Prompt: From the entries that follow, pick out all lines holding "icon".

(Supplied records)

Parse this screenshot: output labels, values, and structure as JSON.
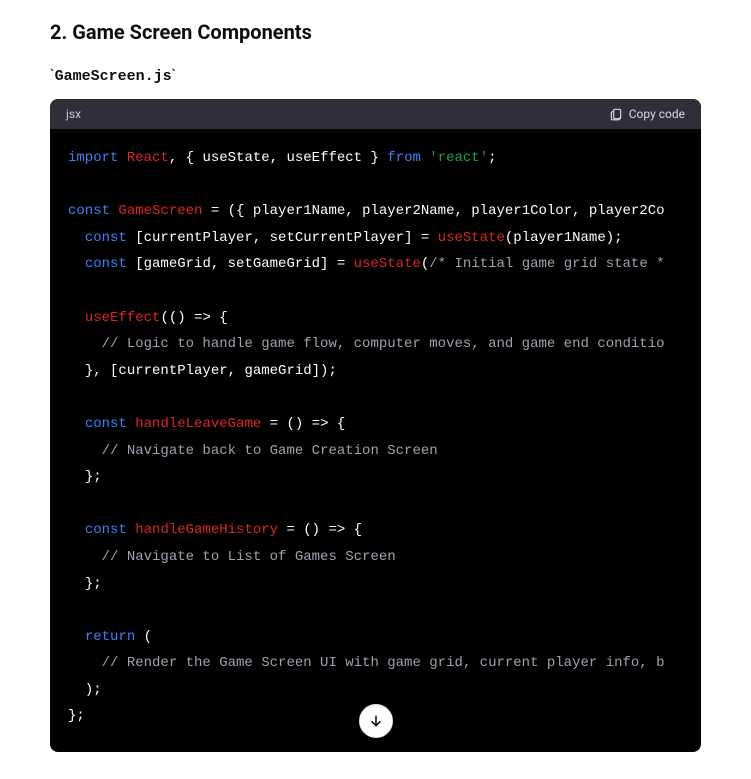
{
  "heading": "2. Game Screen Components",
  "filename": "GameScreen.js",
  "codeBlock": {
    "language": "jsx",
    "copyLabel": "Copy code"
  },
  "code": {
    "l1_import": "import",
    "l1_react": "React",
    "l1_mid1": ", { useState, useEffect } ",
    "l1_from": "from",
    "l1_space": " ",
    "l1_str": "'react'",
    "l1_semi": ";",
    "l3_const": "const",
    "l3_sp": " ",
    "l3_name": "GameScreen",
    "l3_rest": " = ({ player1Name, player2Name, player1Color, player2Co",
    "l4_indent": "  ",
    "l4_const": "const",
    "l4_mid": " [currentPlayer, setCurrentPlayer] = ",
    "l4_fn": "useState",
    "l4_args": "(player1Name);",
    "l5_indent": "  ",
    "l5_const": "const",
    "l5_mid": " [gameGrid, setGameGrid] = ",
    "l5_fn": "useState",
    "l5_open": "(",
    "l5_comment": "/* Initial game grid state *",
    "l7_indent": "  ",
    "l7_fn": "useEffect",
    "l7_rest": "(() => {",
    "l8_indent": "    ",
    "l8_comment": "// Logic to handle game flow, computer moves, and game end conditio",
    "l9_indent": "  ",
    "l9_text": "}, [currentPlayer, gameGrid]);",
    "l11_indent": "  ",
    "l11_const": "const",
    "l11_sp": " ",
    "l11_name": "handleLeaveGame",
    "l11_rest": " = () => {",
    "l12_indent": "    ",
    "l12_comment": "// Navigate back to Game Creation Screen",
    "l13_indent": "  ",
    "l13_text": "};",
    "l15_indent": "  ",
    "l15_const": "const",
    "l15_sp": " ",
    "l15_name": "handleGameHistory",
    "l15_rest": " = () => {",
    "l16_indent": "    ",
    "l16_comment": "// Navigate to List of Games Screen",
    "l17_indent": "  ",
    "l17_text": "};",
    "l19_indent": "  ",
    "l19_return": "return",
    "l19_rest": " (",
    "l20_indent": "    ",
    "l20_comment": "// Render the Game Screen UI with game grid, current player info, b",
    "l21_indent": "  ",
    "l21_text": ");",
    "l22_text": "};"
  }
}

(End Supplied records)
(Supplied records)

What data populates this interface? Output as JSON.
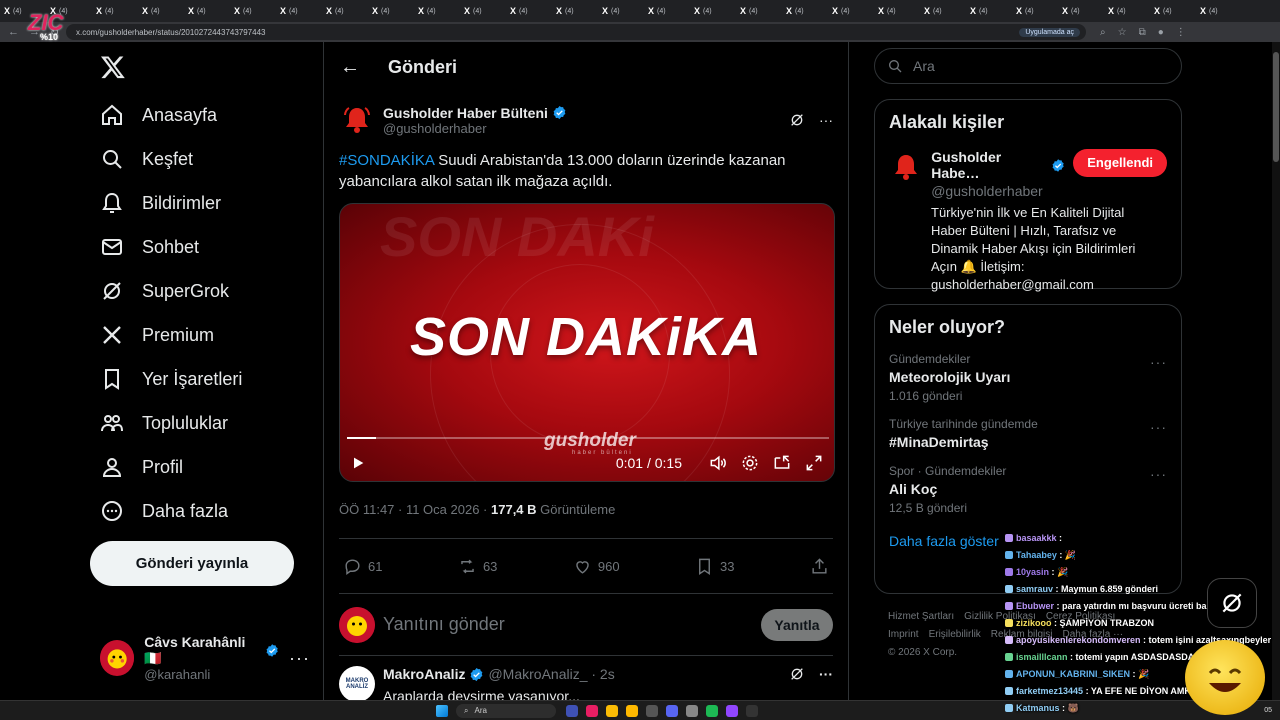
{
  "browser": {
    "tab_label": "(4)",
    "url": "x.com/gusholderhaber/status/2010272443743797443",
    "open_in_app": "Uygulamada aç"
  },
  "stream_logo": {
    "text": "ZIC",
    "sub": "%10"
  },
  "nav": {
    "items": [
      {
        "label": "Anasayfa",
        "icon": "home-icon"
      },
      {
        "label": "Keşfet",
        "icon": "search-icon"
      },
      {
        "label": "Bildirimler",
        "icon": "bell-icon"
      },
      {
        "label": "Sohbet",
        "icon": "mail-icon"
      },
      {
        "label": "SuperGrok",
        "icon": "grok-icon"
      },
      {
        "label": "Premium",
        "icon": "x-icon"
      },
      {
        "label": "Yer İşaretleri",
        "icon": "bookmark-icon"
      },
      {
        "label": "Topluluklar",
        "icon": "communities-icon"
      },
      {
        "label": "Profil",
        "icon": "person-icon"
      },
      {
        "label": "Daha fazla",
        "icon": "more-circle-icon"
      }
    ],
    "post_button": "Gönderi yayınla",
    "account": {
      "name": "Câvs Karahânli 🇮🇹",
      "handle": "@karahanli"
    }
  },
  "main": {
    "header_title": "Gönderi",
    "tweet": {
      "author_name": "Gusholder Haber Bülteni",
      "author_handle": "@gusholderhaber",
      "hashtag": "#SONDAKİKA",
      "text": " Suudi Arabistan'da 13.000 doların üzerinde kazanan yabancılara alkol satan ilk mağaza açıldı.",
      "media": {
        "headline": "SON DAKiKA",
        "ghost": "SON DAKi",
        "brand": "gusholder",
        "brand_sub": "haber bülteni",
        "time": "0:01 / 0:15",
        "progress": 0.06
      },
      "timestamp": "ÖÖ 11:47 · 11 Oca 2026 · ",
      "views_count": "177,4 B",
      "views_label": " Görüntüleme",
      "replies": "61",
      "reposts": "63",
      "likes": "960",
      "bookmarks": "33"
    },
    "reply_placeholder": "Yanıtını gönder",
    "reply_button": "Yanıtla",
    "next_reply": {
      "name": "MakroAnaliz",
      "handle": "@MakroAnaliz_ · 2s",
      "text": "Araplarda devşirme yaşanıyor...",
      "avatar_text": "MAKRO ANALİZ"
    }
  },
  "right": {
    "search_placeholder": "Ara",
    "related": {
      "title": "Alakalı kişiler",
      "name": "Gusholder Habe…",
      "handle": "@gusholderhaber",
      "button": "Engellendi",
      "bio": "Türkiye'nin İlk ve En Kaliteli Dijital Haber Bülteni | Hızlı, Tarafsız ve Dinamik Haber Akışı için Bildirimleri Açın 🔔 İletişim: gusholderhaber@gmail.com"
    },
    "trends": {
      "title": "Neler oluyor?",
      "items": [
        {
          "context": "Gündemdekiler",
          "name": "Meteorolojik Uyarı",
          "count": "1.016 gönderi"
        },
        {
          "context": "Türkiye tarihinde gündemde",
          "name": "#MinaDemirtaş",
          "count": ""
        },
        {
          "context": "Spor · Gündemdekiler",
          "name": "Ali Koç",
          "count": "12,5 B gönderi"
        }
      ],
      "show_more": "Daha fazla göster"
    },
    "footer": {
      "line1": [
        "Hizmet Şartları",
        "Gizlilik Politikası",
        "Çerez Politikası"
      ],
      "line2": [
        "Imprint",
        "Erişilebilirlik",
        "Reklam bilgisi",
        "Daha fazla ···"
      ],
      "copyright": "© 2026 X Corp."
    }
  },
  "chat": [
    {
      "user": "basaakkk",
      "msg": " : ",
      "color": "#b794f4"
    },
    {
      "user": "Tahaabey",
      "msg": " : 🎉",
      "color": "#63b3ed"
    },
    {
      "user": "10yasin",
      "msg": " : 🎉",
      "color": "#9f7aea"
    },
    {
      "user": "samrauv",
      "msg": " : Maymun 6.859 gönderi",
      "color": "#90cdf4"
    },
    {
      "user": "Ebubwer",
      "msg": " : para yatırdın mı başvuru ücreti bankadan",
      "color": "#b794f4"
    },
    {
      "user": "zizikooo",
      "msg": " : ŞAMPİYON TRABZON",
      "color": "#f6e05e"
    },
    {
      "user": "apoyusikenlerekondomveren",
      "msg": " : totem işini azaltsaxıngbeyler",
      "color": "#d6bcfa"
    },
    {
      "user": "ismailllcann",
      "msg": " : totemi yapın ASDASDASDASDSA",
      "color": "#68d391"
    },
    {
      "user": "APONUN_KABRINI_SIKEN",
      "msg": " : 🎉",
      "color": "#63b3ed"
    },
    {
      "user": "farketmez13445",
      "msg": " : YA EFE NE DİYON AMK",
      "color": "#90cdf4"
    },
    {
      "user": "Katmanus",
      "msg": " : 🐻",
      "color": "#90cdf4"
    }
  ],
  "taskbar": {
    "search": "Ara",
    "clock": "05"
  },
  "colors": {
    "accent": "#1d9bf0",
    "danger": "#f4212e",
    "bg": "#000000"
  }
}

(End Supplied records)

Result:
        "icon": "home-icon"
        "icon": "search-icon"
        "icon": "bell-icon"
        "icon": "mail-icon"
        "icon": "grok-icon"
        "icon": "x-icon"
        "icon": "bookmark-icon"
        "icon": "communities-icon"
        "icon": "person-icon"
        "icon": "more-circle-icon"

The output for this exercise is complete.